The most common adverse reactions associated with treatment included neutropenia, nausea, fatigue, diarrhea, leukopenia, alopecia, vomiting, constipation, headache, and back pain.  In addition, the prescribing information states that Kisqali has been show to prolong the QT interval in a concentration-dependent manner.

Ribociclib is an inhibitor of cyclin-dependent kinase (CDK) 4 and 6. These kinases are activated upon binding to D-cyclins and play a crucial role in signaling pathways which lead to cell cycle progression and cellular proliferation. The cyclin D-CDK4/6 complex regulates cell cycle progression through phosphorylation of the retinoblastoma protein (pRb). In vitro, ribociclib decreased pRb phosphorylation leading to arrest in the G1 phase of the cell cycle and reduced cell proliferation in breast cancer cell lines. In studies using patient-derived estrogen receptor positive breast cancer xenograft models, the combination of ribociclib and antiestrogen (eg, letrozole) resulted in increased tumor growth inhibition compared to each drug alone. 

Kisqali is will be available in a 200mg tablet formulation in 14- and 21-count blister packs.

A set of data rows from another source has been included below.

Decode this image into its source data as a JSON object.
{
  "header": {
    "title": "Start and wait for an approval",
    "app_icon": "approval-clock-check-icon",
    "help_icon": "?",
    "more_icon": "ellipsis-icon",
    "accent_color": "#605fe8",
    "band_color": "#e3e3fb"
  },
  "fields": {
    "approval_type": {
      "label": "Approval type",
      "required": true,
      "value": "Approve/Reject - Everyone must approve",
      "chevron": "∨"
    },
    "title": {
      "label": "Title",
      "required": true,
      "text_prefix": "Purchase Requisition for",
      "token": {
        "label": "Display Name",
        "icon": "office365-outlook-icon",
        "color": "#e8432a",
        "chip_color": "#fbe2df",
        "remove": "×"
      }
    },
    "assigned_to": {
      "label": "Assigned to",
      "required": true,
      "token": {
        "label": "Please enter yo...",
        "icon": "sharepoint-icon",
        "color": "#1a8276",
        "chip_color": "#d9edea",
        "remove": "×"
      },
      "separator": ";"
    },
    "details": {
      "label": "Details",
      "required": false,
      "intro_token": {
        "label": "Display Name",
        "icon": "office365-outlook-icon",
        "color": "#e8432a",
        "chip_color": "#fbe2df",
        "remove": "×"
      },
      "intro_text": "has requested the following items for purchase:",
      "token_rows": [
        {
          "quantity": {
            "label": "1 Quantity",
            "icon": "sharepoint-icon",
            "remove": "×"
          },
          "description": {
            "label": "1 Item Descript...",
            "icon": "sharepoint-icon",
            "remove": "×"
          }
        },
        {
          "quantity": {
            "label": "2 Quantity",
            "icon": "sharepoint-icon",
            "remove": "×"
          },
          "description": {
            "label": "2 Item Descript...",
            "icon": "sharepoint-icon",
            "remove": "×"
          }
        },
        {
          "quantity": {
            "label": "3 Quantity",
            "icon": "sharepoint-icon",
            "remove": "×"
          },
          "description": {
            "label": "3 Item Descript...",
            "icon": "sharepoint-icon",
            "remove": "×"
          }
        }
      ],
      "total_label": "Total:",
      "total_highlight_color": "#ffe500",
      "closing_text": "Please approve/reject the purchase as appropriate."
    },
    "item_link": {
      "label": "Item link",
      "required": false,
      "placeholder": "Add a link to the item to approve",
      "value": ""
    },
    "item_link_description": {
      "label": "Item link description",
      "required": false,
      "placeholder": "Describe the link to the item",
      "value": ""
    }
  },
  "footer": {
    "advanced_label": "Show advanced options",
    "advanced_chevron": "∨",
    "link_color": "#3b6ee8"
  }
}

For more information call (888) 669-6682 or visit Kisqali.com.